Post by Jon Pastuszek
March 3, 2013
For NBA fans who have always pined to see the Chinese Basketball Association, but have few if any opportunities to watch it outside of China, you’re in luck: The Boston Celtics have signed most of the league’s foreign player population to their NBA roster over the last week.
China-to-Boston speculation was rife in Celtics-land after Doc Rivers was quoted last month saying the team was looking at signing a player out of the CBA when its season ended. Turns out, they were looking at several players. After signing Terrence Williams to a 10-day contract, who played most of the season with the first-place Guangdong Southern Tigers before being replaced by Donald Sloan just before the post-season, the Celtics have followed up by signing D.J. White (Shanghai Sharks) and Shavlik Randolph (Foshan Long Lions) to two other 10-days.
While it’s a little surprising that one team has signed three players with Chinese experience this season, the fact that teams are looking across the Pacific Ocean for late-season help is a continuing trend that started two years ago.

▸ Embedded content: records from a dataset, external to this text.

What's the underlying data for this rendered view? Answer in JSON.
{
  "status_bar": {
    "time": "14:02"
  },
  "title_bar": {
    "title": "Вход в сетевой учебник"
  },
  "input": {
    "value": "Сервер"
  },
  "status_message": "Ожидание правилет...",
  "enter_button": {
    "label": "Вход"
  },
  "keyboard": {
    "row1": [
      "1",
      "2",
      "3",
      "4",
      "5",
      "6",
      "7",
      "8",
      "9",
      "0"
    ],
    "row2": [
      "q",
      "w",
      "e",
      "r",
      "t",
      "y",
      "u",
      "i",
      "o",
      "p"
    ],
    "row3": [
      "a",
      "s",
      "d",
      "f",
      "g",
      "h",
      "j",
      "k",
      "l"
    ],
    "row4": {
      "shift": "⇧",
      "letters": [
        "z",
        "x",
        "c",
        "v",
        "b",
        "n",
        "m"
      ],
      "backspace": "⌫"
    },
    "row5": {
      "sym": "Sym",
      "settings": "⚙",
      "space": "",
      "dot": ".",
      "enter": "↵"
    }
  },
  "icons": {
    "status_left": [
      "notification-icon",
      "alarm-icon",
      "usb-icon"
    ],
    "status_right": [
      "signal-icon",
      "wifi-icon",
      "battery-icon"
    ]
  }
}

With the economy in Europe continuing to decline, China has turned into a big money destination for globetrotting players. Casual fans know the big names the league has attracted (Tracy McGrady, Gilbert Arenas and Stephon Marbury, as well J.R. Smith, Wilson Chandler and Kenyon Martin among others included in a long list of locked-out players from last season), but there’s been plenty of other NBA-caliber players in the Middle Kingdom in recent years.
Last season alone, Ivan Johnson (Atlanta), Gerald Green (New Jersey), Lester Hudson (Cleveland), Alan Anderson (Toronto), James Singleton (Washington), Cartier Martin (Washington), Smith (New York) and Chandler (Denver) all signed in the NBA after their respective years in China ended. Patty Mills, who was released by his team in China last year, signed with San Antonio. But unlike the others just mentioned, only after he received his FIBA letter of clearance, which per league rules came after his team was eliminated from the CBA playoffs. Through a loophole in the CBA’s “no NBA lockout opt-out clause,” Kenyon Martin was able to sign back mid-season with the Clippers.
Before that, John Lucas III (Chicago) and Garret Siler (Phoenix) both signed in America after their CBA season were over.
What will happen with Randolph and White is anybody’s guess. White, who played alongside Gilbert Arenas (when healthy) for second-to-last place Shanghai this season, had a solid season individually averaging 21.6 points and 9.7 rebounds operating as the team’s lone foreign player for a large portion of the season due to Arenas’ well documented injury problems. Randolph, enjoying one of the few fully healthy seasons of his career, was instrumental in leading Foshan to its best ever record, averaging 32 points and 14.6 rebounds. Both have yet to play since officially signing their contracts within the last three days.
Williams, however, has already earned himself a contract for the rest of the season and non-guaranteed deal for next season. He’s appeared in four games for the green this year, averaging 11.3 minutes per game while giving the team some versatility and play-making on the wing.
With Gary Forbes, Singleton, Ike Diogu and Eddy Curry, all of whom have NBA experience on their resume, playing post-season ball right now, we’ll see if any more players are signed once their respective seasons are over.